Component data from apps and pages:
BEGIN

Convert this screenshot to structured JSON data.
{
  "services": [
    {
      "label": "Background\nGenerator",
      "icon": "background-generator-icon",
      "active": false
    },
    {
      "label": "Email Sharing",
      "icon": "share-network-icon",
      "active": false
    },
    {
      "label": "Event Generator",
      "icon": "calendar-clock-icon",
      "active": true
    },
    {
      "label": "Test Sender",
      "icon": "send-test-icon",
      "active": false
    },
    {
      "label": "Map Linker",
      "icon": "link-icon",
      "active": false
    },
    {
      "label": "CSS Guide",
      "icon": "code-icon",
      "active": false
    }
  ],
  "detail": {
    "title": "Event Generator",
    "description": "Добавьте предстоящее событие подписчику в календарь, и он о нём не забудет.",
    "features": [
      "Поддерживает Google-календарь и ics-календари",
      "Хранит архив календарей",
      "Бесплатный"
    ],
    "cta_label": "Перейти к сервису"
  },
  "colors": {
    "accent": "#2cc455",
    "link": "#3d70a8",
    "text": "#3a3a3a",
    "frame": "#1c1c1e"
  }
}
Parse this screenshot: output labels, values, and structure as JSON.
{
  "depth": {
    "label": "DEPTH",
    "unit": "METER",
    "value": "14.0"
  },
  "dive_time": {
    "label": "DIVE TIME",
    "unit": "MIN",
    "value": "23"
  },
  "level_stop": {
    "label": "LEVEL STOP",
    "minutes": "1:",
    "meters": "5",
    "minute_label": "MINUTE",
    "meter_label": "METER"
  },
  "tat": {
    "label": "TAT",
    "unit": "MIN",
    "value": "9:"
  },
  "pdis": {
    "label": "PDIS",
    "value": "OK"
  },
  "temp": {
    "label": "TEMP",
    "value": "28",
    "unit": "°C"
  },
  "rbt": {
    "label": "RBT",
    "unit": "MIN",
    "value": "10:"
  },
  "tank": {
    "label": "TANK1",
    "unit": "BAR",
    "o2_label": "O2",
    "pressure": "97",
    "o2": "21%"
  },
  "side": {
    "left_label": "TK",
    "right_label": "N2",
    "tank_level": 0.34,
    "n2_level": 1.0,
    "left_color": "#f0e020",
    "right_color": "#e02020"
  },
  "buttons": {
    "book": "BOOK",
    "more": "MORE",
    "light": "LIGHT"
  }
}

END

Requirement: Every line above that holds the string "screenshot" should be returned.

Task result:
Convert this screenshot to structured JSON data.
Parse this screenshot: output labels, values, and structure as JSON.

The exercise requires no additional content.